Question: The Grinch that stole my Christmas shopping is Telecredit. The store where I was attempting my purchase was Leather Land in Fashion Square, Sherman Oaks.
I was in the store at about 3 p.m. the Sunday before Christmas and bought a child's leather jacket for my granddaughter and a pair of lamb's skin slippers for my daughter. The bill came to $105.42, and I paid by check with the standard two pieces of identification--driver's license and my Visa card. The license expires in '91 and the Visa card has about $2,000 in credit available.
The store called Telecredit (a check validation service to which merchants subscribe) and then the store told me that my check couldn't be accepted because I was "over the limit." The woman in the store seemed to think that the "limit" had to do with the amount and number of checks written that day . . . or the past two days. She said she didn't think it had anything to do with the amount of money actually in the bank.
Up to that point, I had written only two checks that day, totaling $306, all for Christmas shopping. The day before I had written six checks totaling about $330. And, of course, I was a long, long way from being overdrawn at Security Pacific.
To prove the point (although, by now, most of the other customers in the store had already drawn their conclusion that I was a hot-check artist), I went to the nearest Security Pacific automated teller and withdrew $40 so I would have an accurate account of my money in the bank. The Ready Teller (time on slip was 3:24 p.m.) receipt showed I had $6,507.56 in my checking account.
There are several areas of pain here: the humiliation of having a check rejected in public; having Telecredit decide what my Christmas budget and spending habits will be; having my Christmas shopping (at least by check) brought to a screeching halt; being forced into a credit-card purchase at the standard high interest rate and, finally, being left to ponder the question: Must I now ask Telecredit how much I can spend on gifts for my mother for her upcoming birthday?
Please scramble my initials so that my ex-wife doesn't find out how much money I have in the bank.--P.O.
Answer: Your ex-wife, if she happens to be in the financial-planning business, might not only wonder how much you have in your checking account but also why you have that much in such a non- or low-yielding account.
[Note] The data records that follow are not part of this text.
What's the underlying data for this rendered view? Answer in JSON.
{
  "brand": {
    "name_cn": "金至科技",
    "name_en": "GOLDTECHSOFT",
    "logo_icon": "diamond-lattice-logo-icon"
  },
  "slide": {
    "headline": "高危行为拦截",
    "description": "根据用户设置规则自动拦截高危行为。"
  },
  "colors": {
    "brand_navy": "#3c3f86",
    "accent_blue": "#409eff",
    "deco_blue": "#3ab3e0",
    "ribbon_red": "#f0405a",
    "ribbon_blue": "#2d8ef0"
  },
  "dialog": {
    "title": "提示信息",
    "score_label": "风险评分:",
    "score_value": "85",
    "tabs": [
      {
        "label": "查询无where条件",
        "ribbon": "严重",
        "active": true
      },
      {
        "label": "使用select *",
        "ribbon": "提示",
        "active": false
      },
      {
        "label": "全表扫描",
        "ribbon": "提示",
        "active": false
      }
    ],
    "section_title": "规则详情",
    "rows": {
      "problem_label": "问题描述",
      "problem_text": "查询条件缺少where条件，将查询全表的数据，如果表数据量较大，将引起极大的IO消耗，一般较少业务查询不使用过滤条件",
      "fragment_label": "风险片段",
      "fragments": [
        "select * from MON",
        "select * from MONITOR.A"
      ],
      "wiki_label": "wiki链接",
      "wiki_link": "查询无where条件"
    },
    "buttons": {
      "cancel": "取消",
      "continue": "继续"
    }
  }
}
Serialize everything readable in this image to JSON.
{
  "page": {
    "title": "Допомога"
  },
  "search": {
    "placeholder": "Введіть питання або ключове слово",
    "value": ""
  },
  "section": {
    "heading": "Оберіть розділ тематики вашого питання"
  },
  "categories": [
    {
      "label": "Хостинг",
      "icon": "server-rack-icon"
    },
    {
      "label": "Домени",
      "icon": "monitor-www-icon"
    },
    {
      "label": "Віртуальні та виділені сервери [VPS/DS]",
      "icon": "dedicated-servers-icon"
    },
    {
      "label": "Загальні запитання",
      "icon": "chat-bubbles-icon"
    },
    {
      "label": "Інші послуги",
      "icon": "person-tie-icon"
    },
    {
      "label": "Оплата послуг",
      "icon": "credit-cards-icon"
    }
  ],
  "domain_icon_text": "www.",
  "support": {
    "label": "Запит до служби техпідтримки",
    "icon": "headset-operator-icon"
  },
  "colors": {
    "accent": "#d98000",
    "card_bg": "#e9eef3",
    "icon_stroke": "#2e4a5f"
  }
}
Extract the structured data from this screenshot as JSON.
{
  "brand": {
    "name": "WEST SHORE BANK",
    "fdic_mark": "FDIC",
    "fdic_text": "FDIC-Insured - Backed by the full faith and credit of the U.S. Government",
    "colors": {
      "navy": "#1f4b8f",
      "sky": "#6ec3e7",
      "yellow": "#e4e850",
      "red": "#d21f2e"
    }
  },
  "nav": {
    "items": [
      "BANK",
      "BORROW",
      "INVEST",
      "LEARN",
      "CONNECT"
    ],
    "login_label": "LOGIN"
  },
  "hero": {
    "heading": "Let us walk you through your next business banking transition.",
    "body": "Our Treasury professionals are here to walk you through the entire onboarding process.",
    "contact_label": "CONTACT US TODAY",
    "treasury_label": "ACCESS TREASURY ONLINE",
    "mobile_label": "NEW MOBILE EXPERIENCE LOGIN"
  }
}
Telecredit, which began several years ago in California and has since gone national and moved its headquarters to Tampa, Fla., is a most curious business. The popular notion surrounding its operation--as Lynden Fellerman, who is responsible for the company's check-credit division, admits--is that Telecredit is some sort of vast, computerized network through which a consumer's check is matched against the outstanding balance in his account . . . operating in very much the same way that an automatic-teller machine does when you are withdrawing cash. It's a romantic idea, but "we're not tied into any bank or anybody's personal checking account," Fellerman added.
Not only does the company have no idea of how much any of us have in our checking account, but at least in principle, it doesn't even care. And, even if it were possible to compare all the checks that a customer writes against an actual bank balance, it would be less than meaningless as far as determining the validity of the check is concerned, Fellerman said. "The funds may be there today , but it sure doesn't mean that they'll be there next week. At the very best, it's going to take three or four days for a check to clear."
In other words, the fact that--in actuality--you had a balance of more than $6,500 in your checking account when you wrote the rejected check didn't mean diddly. There was no way for anyone to know that you hadn't written checks for twice that bank amount in the previous day or two. None of them would have cleared your bank yet.
"While Telecredit isn't, technically, an insurance company," Fellerman added, "we operate like one in that we establish parameters--on which checks are accepted or rejected--based on statistical norms. And these are set up to give merchants the greatest possible flexibility in accepting checks but protecting them from loss at the same time."
And, at least in one respect, Telecredit is an insurance company in the sense that if a member-merchant accepts only checks that are cleared by the company, then Telecredit eats the losses.
And bad-check losses nationally, according to Bob Cekosky, a consultant to local merchants on the subject of check-and-credit card fraud, amount to about $4 billion a year. Locally, Cekosky adds, about one check in every 80 written and honored is "bad"--either because no such account exists or because of insufficient funds.